One thing is certain: that the public's appetite for stories of the grotesque and the terrifying - for ghostly visitations and demonic possessions, for horrible acts of vengeance and foul monstrosities - is as healthy as it ever was. The people behind the masks on Santa Monica Boulevard last October weren't perverts and fiends: they were for the most part ordinary folks who were taking this opportunity to express an appetite that our culture demands we repress most of the time. (A repression which I applaud, by the way; the appetite is all the more powerful if it's kept under lock and key.) But we need to touch the darkness in our souls now and again; it's a way to reconnect with the primal self, the self that probably existed before we could shape words, that knows the world contains great light and great darkness, and that one cannot exist without the other.

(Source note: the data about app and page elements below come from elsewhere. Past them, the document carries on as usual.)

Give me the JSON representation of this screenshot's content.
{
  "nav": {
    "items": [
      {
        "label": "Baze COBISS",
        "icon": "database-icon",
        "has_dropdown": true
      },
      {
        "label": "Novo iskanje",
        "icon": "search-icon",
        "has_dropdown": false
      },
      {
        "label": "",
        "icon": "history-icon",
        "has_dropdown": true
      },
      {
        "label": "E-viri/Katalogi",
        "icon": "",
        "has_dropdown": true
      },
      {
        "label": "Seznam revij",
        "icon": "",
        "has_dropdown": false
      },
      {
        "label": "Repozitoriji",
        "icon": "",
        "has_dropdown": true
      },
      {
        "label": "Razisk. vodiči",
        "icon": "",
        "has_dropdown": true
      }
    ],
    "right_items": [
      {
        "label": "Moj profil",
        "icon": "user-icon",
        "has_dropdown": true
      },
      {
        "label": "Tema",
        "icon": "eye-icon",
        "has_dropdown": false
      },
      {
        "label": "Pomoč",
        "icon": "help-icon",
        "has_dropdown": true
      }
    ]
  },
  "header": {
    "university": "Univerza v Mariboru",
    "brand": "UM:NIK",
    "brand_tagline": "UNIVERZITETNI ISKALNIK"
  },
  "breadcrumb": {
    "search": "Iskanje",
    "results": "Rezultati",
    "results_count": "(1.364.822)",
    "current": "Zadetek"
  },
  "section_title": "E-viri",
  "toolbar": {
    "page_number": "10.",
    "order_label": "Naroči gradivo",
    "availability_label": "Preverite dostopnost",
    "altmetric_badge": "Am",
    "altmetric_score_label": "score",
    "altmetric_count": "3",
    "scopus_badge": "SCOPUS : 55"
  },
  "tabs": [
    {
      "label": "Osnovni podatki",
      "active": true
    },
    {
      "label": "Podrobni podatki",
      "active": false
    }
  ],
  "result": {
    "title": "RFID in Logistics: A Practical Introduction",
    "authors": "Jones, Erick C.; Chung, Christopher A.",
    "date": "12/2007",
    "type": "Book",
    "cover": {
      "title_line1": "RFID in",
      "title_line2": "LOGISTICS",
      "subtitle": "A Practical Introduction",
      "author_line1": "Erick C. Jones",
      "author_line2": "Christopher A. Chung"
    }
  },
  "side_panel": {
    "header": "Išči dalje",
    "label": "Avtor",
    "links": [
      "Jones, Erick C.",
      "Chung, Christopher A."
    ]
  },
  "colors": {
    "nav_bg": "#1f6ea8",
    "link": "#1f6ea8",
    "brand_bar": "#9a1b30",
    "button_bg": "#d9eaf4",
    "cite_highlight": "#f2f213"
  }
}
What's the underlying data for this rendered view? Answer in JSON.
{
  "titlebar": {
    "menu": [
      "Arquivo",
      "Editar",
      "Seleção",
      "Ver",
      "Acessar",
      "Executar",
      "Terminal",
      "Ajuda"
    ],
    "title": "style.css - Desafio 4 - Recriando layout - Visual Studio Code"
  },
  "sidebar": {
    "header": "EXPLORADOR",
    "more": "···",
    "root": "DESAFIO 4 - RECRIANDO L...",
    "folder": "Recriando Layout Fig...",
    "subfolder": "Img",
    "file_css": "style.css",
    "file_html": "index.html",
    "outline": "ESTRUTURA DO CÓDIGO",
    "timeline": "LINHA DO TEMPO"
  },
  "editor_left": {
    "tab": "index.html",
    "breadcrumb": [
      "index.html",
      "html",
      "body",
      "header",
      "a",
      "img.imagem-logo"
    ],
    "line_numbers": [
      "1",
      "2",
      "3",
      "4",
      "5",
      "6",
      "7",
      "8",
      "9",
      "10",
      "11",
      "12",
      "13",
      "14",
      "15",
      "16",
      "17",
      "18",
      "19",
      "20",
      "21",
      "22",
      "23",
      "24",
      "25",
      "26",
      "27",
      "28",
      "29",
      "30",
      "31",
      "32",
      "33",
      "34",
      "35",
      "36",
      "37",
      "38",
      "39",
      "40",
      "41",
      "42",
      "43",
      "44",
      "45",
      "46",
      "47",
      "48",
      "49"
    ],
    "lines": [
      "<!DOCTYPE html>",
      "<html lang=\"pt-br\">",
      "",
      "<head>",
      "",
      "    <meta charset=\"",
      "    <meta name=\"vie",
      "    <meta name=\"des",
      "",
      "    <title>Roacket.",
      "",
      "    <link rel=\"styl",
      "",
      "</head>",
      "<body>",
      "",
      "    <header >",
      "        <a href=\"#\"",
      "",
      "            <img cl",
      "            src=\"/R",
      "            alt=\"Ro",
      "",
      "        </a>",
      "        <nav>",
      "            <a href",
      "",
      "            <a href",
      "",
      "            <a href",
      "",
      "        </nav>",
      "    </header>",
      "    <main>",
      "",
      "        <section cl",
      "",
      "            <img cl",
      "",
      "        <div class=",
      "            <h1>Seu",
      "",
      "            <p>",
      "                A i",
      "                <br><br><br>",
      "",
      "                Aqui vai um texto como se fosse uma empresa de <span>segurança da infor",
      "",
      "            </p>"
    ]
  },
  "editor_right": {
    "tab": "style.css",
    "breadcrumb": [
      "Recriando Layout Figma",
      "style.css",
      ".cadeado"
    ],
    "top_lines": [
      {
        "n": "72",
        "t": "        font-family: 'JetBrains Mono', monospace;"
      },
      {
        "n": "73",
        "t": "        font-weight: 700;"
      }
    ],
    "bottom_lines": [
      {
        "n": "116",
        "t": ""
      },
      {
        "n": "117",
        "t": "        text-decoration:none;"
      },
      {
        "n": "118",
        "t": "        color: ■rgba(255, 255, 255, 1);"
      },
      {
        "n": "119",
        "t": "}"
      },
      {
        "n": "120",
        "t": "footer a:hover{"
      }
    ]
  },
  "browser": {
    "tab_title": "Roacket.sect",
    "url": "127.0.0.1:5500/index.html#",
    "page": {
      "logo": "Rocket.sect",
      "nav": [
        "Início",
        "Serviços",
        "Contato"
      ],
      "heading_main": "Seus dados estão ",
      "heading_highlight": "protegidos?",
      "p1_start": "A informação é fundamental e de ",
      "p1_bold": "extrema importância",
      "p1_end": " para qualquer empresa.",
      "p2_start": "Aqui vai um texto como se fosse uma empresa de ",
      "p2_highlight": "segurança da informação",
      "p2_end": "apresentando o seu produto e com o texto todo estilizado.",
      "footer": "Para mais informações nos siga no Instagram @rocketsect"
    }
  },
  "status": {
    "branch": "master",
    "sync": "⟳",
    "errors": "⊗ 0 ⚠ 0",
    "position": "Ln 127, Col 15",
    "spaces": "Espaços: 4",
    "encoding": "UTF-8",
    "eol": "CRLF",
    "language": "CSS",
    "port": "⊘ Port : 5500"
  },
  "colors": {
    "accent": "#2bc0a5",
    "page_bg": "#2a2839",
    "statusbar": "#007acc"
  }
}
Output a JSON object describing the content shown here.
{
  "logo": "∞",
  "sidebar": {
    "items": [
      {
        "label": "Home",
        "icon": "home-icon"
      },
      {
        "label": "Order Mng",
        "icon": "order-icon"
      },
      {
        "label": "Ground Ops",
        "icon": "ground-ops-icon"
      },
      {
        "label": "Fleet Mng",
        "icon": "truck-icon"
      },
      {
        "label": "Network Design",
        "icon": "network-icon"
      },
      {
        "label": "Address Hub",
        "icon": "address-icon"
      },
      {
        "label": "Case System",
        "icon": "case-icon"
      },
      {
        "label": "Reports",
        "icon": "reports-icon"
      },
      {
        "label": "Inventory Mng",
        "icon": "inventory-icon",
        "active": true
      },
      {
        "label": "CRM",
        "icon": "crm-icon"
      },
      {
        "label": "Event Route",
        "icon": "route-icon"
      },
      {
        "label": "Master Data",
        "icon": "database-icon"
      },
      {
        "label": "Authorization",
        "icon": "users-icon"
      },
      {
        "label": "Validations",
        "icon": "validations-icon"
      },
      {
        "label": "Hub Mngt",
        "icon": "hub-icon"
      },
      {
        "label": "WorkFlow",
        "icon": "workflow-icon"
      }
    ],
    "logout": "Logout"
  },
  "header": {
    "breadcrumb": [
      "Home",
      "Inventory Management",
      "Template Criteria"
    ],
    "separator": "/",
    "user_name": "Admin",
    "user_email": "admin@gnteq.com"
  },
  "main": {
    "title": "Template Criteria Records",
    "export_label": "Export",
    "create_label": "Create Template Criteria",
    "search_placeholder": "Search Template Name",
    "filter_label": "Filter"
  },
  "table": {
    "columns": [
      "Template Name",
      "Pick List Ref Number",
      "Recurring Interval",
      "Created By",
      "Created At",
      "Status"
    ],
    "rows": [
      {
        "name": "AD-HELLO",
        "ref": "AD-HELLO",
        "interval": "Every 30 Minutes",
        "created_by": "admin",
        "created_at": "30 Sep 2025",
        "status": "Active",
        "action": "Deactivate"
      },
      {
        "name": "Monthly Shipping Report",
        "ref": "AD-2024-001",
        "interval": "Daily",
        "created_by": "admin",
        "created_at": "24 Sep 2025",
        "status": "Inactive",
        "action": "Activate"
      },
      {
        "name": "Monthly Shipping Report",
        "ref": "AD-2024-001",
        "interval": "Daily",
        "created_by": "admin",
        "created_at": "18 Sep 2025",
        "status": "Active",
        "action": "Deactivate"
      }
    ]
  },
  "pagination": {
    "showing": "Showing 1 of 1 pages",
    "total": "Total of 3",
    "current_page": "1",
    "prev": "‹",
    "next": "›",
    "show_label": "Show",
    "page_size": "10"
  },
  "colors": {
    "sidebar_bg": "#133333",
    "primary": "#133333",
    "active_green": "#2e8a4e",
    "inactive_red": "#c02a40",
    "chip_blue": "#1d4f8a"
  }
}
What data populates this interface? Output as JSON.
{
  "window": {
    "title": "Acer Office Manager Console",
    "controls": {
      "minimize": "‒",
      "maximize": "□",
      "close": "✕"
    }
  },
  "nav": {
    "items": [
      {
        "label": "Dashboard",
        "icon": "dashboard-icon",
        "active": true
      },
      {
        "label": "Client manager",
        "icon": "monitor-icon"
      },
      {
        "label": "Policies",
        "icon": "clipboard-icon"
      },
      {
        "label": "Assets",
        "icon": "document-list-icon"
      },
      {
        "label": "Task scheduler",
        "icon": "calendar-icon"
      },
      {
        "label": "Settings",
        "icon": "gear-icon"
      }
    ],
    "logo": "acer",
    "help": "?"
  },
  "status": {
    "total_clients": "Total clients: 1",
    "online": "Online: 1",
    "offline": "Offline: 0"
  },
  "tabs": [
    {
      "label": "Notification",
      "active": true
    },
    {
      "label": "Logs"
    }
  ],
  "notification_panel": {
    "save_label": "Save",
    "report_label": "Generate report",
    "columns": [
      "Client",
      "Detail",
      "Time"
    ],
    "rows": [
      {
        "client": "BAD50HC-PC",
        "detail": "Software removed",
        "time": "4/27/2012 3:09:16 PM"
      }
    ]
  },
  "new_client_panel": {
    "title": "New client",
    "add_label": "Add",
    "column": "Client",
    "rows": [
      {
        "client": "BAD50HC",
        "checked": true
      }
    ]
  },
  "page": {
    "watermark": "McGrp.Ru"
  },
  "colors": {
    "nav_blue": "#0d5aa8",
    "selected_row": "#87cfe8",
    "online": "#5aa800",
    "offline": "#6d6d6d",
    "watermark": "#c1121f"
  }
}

In the journeys my fiction has taken since I wrote these stories, I've felt an ever stronger need to explore images of redemption rather than damnation. In
Weaveworld, in Imajica, in Sacrament, and Galilee, even in my book for children, The Thief of Always, the images of pain and death are eclipsed by light and sanctity, the figures that represent evil are overthrown.
Not so in the stories that follow these observations. Here, the monsters triumph, sometimes transforming those they touch in ways that might be deemed obliquely optimistic, but nevertheless surviving to do harm another day. If, by chance, the evil is overcome, then it more often than not takes its witnesses and its endurers down with it.

I don't believe that any one story is truer than any other; die wisdom of these fictions - perhaps all fictions - lies in die effect they have upon individual imaginations. So I don't think it's useful to judge moral import; to try and tease out the lessons these narratives might seem to teach. Though I may occasionally use the terminology of the pulpit, these aren't sermons for either a White or Black Mass. They're little journeys; little parades, if you will, which wind away from familiar streets into darker and darker territory, until - somewhere very far from a place we know - we find ourselves standing in strange company, strange to ourselves.
Clive Barker
Los Angeles, February 8, 1998